I am predicting India to win 4-0 in Australia. We should beat them convincingly without a doubt.

Our batting is quite good, we should be posting big scores, put them under pressure and get our spinners going in (Ravichandran) Ashwin and (Kuldeep) Yadav.

Australia are not good at playing spinners because they don't use their feet, they try and play from the crease.

So you see a role for Kuldeep Yadav in the Tests?

I see him playing a role in the Tests. He could have a huge role to play and he could prove to be our trump card.

Nobody in the world has been able to pick him so far, so he could prove to be an important bowler for India.

Let him play as much as possible before everyone starts to read him.

Bhagwat Chandrasekhar, left, with Bishan Singh Bedi, the late Jagmohan Dalmiya, Dilip Vengsarkar, the late Ajit Wadekar and Erapalli Prasanna at an event to release a postal stamp to commemorate 150 years of Eden Gardens. Photograph: PTI

IMAGE: Bhagwat Chandrasekhar, left, with Bishan Singh Bedi, the late Jagmohan Dalmiya, Dilip Vengsarkar, the late Ajit Wadekar and Erapalli Prasanna at an event to release a postal stamp to commemorate 150 years of Eden Gardens. Photograph: PTI
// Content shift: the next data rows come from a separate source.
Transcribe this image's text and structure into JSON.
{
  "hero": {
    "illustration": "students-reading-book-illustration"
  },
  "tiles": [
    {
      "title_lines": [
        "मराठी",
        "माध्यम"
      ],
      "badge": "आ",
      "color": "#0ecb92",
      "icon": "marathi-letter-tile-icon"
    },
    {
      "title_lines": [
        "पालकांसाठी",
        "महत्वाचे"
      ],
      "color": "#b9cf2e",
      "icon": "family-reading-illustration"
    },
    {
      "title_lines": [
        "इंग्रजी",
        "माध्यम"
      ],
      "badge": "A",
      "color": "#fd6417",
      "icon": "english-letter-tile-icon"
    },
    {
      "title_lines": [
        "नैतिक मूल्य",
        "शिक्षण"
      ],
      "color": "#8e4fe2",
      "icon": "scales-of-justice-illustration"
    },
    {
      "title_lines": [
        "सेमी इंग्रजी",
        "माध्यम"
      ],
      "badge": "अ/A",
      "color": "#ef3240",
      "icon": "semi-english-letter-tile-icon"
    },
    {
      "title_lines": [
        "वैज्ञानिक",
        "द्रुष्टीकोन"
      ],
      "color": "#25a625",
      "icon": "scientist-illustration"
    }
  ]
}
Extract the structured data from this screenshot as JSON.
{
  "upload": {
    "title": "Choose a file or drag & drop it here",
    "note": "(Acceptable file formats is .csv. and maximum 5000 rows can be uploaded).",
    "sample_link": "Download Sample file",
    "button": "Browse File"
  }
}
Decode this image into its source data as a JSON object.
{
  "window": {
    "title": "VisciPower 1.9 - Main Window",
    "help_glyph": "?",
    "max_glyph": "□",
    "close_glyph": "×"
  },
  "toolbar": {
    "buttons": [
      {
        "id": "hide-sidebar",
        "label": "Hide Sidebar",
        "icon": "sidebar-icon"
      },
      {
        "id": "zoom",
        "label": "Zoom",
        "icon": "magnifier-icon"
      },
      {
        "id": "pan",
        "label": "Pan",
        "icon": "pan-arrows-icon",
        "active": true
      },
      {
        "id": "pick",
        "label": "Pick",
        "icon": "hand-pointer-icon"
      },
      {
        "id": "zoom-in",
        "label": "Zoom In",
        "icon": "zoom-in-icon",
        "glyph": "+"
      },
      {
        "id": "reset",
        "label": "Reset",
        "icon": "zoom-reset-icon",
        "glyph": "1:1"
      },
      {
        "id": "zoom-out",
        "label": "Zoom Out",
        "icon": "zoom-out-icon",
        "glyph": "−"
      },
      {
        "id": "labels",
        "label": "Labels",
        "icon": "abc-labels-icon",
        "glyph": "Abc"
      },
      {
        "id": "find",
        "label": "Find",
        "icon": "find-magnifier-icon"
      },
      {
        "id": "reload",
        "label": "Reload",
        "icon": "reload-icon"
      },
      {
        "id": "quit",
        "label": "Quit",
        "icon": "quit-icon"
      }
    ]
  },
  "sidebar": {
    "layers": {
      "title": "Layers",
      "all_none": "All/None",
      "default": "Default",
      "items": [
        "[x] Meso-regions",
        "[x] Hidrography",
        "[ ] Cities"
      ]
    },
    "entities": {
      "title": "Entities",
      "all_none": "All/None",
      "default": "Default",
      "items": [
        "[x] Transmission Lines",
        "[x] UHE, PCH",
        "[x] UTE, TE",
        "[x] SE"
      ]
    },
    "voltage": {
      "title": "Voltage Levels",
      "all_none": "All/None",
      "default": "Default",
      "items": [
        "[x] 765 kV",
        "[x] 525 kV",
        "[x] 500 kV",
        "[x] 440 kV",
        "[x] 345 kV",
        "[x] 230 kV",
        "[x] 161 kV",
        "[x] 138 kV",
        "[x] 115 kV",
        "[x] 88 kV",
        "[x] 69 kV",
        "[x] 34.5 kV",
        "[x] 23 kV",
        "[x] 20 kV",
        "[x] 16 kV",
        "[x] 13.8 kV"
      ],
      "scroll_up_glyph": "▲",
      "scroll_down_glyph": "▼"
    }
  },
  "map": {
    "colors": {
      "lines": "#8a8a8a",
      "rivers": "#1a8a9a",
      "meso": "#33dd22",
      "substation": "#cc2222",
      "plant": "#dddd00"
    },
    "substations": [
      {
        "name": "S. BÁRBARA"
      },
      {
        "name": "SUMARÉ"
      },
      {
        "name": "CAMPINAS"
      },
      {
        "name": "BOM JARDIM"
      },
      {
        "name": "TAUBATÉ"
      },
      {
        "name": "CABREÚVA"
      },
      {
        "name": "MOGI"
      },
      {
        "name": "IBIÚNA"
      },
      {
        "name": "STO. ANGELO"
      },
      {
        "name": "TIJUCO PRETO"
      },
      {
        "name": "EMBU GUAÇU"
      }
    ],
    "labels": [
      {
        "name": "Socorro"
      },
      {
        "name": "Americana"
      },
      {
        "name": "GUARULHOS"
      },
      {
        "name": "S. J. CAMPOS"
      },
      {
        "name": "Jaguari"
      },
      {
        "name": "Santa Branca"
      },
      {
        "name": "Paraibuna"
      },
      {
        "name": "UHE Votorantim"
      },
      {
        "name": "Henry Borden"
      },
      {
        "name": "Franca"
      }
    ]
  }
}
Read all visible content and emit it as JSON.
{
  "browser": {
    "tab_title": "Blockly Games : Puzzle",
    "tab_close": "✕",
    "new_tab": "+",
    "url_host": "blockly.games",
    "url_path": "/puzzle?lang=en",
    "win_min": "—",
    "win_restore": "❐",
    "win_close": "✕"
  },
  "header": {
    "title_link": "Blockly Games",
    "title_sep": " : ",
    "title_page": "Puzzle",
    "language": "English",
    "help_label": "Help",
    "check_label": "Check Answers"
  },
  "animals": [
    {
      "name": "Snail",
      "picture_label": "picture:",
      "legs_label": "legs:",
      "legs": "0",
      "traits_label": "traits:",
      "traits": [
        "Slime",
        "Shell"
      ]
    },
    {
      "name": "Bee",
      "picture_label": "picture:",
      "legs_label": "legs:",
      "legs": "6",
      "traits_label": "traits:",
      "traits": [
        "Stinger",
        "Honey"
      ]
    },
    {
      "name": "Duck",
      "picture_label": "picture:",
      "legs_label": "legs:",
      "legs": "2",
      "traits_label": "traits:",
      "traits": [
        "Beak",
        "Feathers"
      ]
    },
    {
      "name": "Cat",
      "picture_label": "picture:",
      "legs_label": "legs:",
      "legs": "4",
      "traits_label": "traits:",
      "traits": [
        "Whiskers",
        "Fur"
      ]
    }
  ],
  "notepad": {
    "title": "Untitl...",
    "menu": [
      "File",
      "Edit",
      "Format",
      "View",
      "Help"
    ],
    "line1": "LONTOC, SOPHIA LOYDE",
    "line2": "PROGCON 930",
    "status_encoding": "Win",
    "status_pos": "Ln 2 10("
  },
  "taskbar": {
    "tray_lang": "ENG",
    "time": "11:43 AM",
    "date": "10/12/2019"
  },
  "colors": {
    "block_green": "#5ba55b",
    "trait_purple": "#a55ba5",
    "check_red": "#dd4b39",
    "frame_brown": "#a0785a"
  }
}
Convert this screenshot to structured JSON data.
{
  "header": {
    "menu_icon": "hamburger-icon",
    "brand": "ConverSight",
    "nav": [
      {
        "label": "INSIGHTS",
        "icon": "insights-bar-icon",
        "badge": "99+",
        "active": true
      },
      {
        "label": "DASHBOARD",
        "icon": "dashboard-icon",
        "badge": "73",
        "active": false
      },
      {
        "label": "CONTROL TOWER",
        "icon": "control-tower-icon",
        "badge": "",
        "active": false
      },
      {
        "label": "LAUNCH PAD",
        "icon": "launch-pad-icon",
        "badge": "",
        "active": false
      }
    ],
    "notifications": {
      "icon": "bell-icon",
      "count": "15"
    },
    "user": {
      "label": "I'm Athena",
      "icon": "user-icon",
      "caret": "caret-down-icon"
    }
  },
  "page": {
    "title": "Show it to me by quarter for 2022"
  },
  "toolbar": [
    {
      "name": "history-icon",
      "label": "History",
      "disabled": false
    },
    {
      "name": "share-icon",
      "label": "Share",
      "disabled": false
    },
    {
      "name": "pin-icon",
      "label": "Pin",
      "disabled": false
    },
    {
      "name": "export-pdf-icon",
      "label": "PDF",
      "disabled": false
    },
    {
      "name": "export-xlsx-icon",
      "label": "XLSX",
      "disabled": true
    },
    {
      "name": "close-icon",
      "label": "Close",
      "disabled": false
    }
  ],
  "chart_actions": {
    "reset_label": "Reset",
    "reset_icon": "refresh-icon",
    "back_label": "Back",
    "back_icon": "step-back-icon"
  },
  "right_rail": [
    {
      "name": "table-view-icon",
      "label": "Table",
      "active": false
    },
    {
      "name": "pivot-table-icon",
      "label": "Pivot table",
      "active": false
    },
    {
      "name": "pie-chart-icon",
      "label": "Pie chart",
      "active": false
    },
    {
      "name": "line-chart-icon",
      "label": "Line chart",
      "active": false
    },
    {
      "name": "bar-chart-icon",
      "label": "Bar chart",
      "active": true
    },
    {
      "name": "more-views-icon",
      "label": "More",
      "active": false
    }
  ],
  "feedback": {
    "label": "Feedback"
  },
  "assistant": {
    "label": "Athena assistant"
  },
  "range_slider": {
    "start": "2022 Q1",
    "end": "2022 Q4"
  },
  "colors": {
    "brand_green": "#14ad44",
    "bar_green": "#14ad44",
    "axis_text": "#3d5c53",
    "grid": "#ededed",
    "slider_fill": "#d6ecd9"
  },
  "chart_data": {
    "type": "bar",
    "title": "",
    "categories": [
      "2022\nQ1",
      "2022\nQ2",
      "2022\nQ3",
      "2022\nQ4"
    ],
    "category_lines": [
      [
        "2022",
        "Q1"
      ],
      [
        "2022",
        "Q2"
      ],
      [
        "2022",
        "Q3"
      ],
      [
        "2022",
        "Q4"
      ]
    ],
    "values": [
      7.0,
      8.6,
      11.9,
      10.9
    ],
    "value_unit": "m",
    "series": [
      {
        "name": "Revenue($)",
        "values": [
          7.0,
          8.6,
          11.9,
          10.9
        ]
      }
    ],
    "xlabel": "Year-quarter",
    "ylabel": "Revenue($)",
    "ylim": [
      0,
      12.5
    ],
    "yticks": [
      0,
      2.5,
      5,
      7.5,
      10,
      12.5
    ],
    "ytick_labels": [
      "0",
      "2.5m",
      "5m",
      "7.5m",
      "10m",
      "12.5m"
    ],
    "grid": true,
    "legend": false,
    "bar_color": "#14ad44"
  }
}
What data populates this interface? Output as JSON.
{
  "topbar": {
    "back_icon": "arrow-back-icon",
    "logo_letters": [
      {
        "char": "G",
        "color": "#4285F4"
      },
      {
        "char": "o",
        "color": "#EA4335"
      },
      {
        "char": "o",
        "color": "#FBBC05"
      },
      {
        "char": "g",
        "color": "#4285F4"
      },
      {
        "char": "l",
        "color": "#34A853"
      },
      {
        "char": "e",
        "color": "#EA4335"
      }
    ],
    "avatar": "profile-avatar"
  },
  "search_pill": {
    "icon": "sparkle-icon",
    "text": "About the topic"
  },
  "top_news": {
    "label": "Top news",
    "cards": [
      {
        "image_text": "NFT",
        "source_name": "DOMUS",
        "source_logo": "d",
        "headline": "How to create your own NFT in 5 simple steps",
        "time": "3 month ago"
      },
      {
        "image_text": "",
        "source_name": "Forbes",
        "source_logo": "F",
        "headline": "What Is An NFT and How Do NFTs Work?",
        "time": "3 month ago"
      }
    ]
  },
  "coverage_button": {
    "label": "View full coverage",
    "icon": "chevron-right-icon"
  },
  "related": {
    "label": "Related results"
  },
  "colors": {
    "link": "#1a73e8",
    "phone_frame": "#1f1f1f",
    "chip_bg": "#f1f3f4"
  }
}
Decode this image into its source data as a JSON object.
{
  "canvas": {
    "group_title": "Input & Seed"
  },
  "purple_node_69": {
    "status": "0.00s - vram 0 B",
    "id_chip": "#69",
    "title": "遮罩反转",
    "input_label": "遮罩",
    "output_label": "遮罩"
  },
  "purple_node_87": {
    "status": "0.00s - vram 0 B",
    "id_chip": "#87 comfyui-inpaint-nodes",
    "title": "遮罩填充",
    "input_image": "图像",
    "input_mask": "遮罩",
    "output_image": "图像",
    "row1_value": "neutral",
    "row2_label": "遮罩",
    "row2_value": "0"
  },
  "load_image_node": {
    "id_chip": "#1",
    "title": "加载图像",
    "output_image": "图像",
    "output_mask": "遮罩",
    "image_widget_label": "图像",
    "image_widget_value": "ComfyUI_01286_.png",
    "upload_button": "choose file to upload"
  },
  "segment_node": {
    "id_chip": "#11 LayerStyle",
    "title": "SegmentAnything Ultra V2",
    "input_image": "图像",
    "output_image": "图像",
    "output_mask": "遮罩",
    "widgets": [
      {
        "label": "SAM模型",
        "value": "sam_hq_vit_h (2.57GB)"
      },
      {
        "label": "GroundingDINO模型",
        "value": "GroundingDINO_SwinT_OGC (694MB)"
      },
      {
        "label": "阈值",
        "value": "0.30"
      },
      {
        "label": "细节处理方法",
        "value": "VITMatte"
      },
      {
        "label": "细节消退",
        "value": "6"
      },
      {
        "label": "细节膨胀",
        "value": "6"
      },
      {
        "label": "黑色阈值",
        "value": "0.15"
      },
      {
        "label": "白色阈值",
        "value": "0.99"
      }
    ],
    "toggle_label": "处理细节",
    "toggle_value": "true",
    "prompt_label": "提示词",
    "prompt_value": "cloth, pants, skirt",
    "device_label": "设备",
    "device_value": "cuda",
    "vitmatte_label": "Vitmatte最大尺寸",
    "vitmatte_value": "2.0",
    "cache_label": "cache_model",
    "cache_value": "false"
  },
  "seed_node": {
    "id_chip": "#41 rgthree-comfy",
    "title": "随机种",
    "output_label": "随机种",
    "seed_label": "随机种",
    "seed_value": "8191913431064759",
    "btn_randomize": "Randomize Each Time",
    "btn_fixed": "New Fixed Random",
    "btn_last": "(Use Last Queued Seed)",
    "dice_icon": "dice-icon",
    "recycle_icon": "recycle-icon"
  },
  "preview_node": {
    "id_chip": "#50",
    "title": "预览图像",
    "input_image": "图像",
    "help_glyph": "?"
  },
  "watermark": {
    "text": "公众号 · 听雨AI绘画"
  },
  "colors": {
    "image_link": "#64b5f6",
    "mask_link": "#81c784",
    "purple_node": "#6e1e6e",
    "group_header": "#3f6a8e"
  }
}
You played in an era of the great Indian spinners. How difficult was it for you to keep wickets against the legendary spin quartet?

Well, Chandra (Bhagwat Chandrasekhar) was difficult to pick for the opposition because Chandra himself didn't know which way the ball was going.

So many times, I used to tell Chandra after he had bowled a big googly that he had tried to bowl the leg-spinner and he used to nod.

Certainly, the greatest spinner India has ever had is B S Chandrasekhar for me.

It was not tough keeping against them, but I would say interesting.

Keeping against Chandra on the last day of a Test match to a left-hander when the ball pitched in the rough and flew in all directions without the bowler knowing which way the ball was turning, so what chance did the batsman have and the poor wicket-keeper?

I used to watch Chandra grip the ball, I used to watch it leave the fingers and see which it was going in the air and off the pitch like a split second computerised effect. Only then could you keep wickets to someone like him.

Harish Kotian / Rediff.com